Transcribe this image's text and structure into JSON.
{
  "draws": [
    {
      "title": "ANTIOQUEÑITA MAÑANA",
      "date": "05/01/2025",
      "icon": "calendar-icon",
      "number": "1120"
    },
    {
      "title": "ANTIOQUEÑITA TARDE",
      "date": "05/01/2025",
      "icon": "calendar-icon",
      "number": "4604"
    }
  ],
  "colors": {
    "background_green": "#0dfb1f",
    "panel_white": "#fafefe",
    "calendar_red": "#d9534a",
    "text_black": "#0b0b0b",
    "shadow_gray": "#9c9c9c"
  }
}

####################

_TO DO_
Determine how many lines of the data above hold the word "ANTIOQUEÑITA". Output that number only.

_SOLUTION TO THIS TASK_
2